I mainly do it as a sideline; I do two types of art, abstract art (the graffiti artist in me) and a new style of art using Vinyl and Enamel.
The abstract art is all about flow and colour and the vinyl at is a technique I started in 1990 when i started work in a sign shop, basically i take a photo and I separate the photo in to a maximum of 4 colours, I then blow it up and hand cut each separation out of the coloured vinyl. Then i get a glass coated metal panel made by A.J.Wells that gets put in a furnace at around 500 degrees creating a tough as hell Enamel panel.

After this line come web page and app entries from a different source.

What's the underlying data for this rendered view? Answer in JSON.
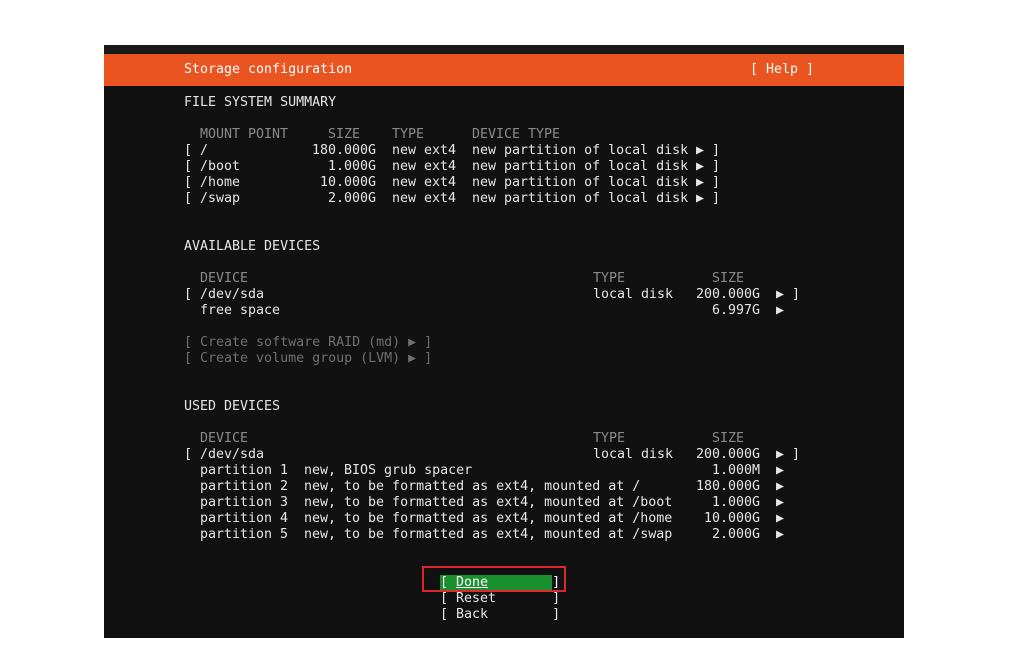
{
  "header": {
    "title": "Storage configuration",
    "help": "[ Help ]"
  },
  "fs_summary": {
    "heading": "FILE SYSTEM SUMMARY",
    "columns": [
      "MOUNT POINT",
      "SIZE",
      "TYPE",
      "DEVICE TYPE"
    ],
    "rows": [
      {
        "mount": "/",
        "size": "180.000G",
        "type": "new ext4",
        "device_type": "new partition of local disk"
      },
      {
        "mount": "/boot",
        "size": "1.000G",
        "type": "new ext4",
        "device_type": "new partition of local disk"
      },
      {
        "mount": "/home",
        "size": "10.000G",
        "type": "new ext4",
        "device_type": "new partition of local disk"
      },
      {
        "mount": "/swap",
        "size": "2.000G",
        "type": "new ext4",
        "device_type": "new partition of local disk"
      }
    ]
  },
  "available": {
    "heading": "AVAILABLE DEVICES",
    "columns": [
      "DEVICE",
      "TYPE",
      "SIZE"
    ],
    "device": {
      "name": "/dev/sda",
      "type": "local disk",
      "size": "200.000G"
    },
    "free": {
      "name": "free space",
      "size": "6.997G"
    },
    "actions": [
      "Create software RAID (md)",
      "Create volume group (LVM)"
    ]
  },
  "used": {
    "heading": "USED DEVICES",
    "columns": [
      "DEVICE",
      "TYPE",
      "SIZE"
    ],
    "device": {
      "name": "/dev/sda",
      "type": "local disk",
      "size": "200.000G"
    },
    "partitions": [
      {
        "name": "partition 1",
        "desc": "new, BIOS grub spacer",
        "size": "1.000M"
      },
      {
        "name": "partition 2",
        "desc": "new, to be formatted as ext4, mounted at /",
        "size": "180.000G"
      },
      {
        "name": "partition 3",
        "desc": "new, to be formatted as ext4, mounted at /boot",
        "size": "1.000G"
      },
      {
        "name": "partition 4",
        "desc": "new, to be formatted as ext4, mounted at /home",
        "size": "10.000G"
      },
      {
        "name": "partition 5",
        "desc": "new, to be formatted as ext4, mounted at /swap",
        "size": "2.000G"
      }
    ]
  },
  "buttons": {
    "done": "Done",
    "reset": "Reset",
    "back": "Back"
  },
  "colors": {
    "header_bg": "#e95420",
    "done_bg": "#1a8f2e",
    "highlight_outline": "#e0262d",
    "screen_bg": "#111111"
  },
  "icons": {
    "expand": "right-triangle-icon"
  }
}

Finally I lay the hand cut vinyls on the panel colour by colour and hey presto. its kind-a like posturizing a photo on the computer but without the pixelisation you get from those cheap looking, pop art style canvases you can get.
I’m hoping Sharon and Ozzy will buy me portrait of them so if anyone reading this knows them please let me know, he he.

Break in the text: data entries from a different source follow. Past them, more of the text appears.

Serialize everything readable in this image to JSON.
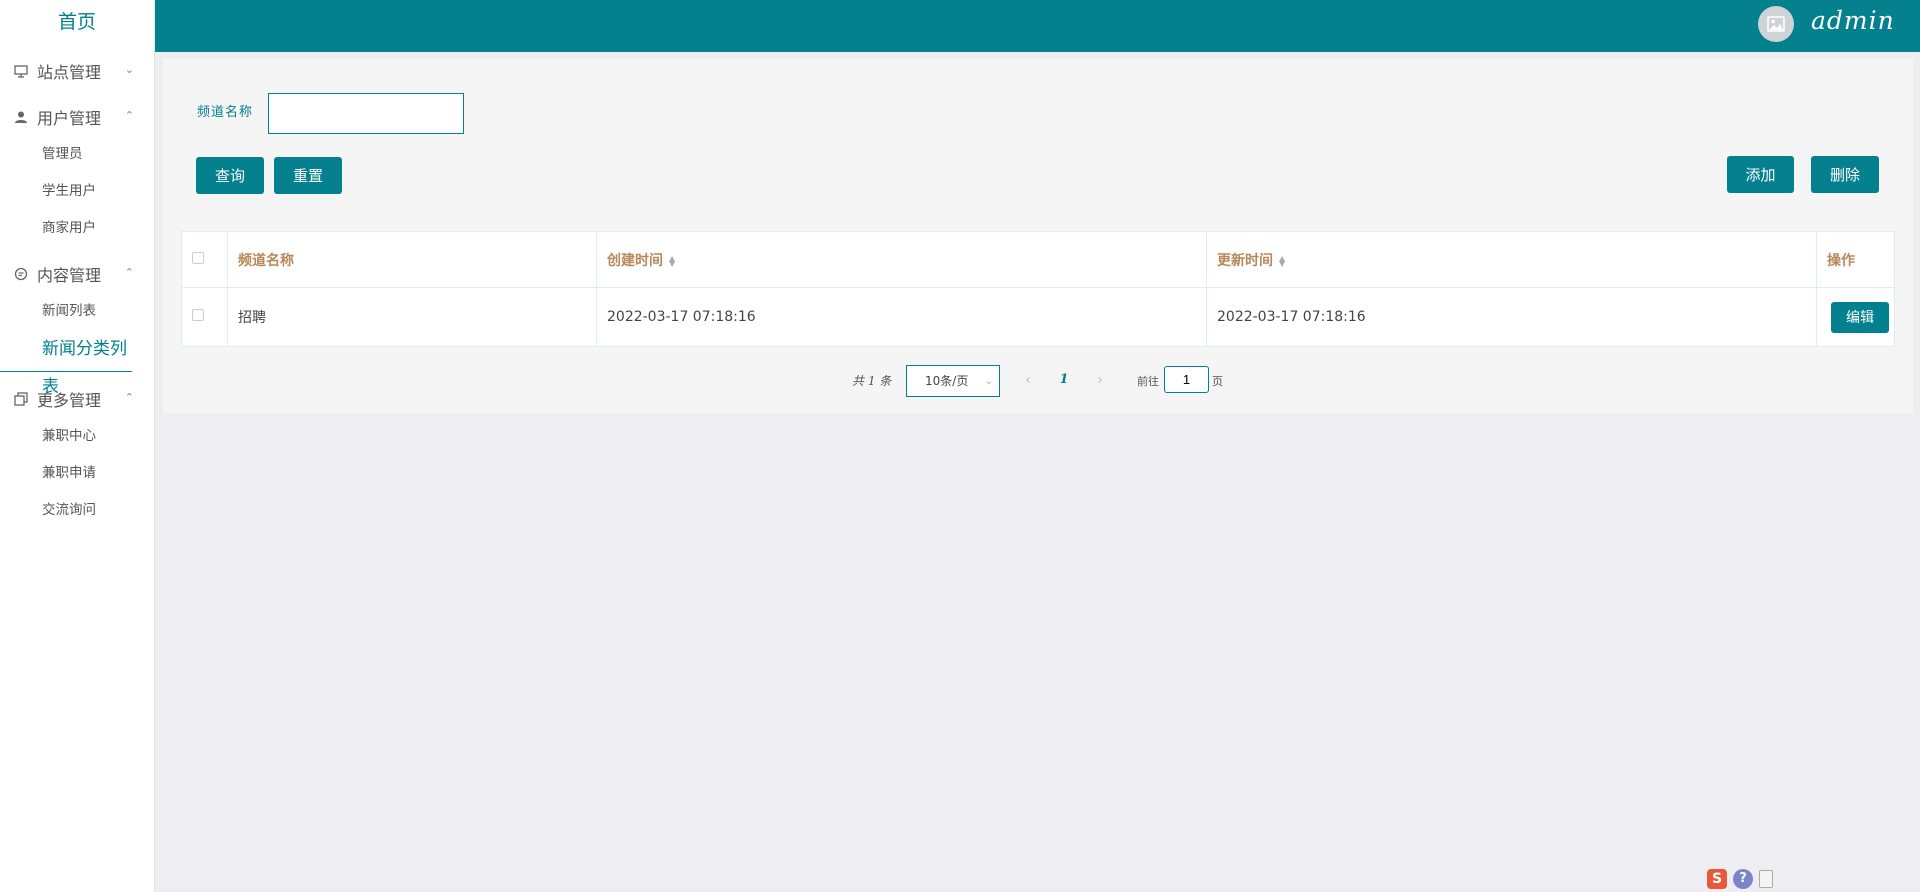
{
  "colors": {
    "primary": "#04808f",
    "header_text": "#b8885a",
    "background": "#eeeef2"
  },
  "sidebar": {
    "home": "首页",
    "groups": [
      {
        "label": "站点管理",
        "icon": "monitor-icon",
        "expanded": false,
        "items": []
      },
      {
        "label": "用户管理",
        "icon": "user-icon",
        "expanded": true,
        "items": [
          "管理员",
          "学生用户",
          "商家用户"
        ]
      },
      {
        "label": "内容管理",
        "icon": "chat-icon",
        "expanded": true,
        "items": [
          "新闻列表",
          "新闻分类列表"
        ],
        "active_item": "新闻分类列表"
      },
      {
        "label": "更多管理",
        "icon": "copy-icon",
        "expanded": true,
        "items": [
          "兼职中心",
          "兼职申请",
          "交流询问"
        ]
      }
    ]
  },
  "header": {
    "username": "admin",
    "avatar_icon": "image-icon"
  },
  "search": {
    "label": "频道名称",
    "value": "",
    "placeholder": ""
  },
  "toolbar": {
    "query": "查询",
    "reset": "重置",
    "add": "添加",
    "delete": "删除"
  },
  "table": {
    "columns": [
      "频道名称",
      "创建时间",
      "更新时间",
      "操作"
    ],
    "rows": [
      {
        "name": "招聘",
        "created": "2022-03-17 07:18:16",
        "updated": "2022-03-17 07:18:16",
        "action": "编辑"
      }
    ]
  },
  "pagination": {
    "total_text": "共 1 条",
    "page_size": "10条/页",
    "current_page": "1",
    "goto_label": "前往",
    "goto_value": "1",
    "page_suffix": "页"
  },
  "tray": {
    "s_label": "S",
    "help_label": "?"
  }
}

If you want to see my stuff please go to www. darrenwinter. com
Pictures speak a thousand words don’t they?
While some sufferers of terminal diseases throw their hand in and wait for their life to end, Sarah Ezekiel has declared all-out war on her illness.
She has raised funds, co-ordinated a long running campaign on facebook and now made a film to raise awareness. On top of that she has found time to squeeze in a spot of modelling and is due to visit Buckingham palace later this year.
Sarah was approached by Donna Cresswell of the MND association last year and asked if she would be interested in appearing in a short film to raise awareness of the disease. Naturally she was on-board right from the start.
It wasn’t an easy film to make, the basement was cold and hard, which wasn’t good news for Sarah. But the film wasn’t easy to make. The advert is currently being shown at over 50 independent cinemas across England and Wales.
The 90-second film tells the story of a young woman who is suddenly ‘attacked’ by MND. An actress plays the part of Sarah and as her body deteriorates, illustrating the muscle-wasting effects of MND, the actress’s head is superimposed on the body of Sarah.
This is the first time the MND Association has produced a broadcast advert to raise awareness of this fatal, neurodegenerative disease which has relatively low recognition among the general public. Its hard-hitting style is likely to shock some audiences. The aim is to stimulate viewers’ curiosity to find out how they can help the charity fight back against MND.
• MND is a rapidly progressive condition in the majority of cases.
• The cause of MND is unknown and there is no known cure.
• MND affects around 5,000 people in this country alone at any one time.
• In the UK five people a day die from MND.
• MND is the name given to a group of related diseases affecting the motor neurones (nerve cells) in the brain and spinal cord.
• As the motor neurones die, muscles weaken and waste. People lose movement in their arms and legs. The muscles that control breathing, speaking and swallowing can also be affected. The mind usually remains alert.
In spite of pubs closing nationwide at a rate of fifty a week (quoting the publican.com), one arm of the drinks industry in on the rise.
Shaker Bartending may be the S.S. Carpathia of the bar trade, and I am going to tell you a bit about them.
Founded in 2001 by Adam Freeth, they started out with a small office in Birmingham and a small portable bar. But their biggest asset was their knowledge of drinks, bars, and how to run them.
Over the years they have raised the standards of bar service throughout the country, established their first rate bar academy, and ran launch parties for some household names.
Their academy runs several courses, starting with the very basics, all the way up to ‘flair’ bartending, made famous in the Tom Cruise movie ‘Cocktail’.
Adam and his company run a consultancy for bars and brands too, a much needed tool in the modern climate. They pass on their knowledge and skills in a classroom environment and behind a model bar.
But their most noted work is in the events industry. They have run private parties, weddings and launches for BMW, Deloitte, Diageo, Firebrand events, Luminar and PriceWaterhouse Coopers.
So to get you started we are going to leave you with some of their finest cocktails.
Just don’t lick the screen.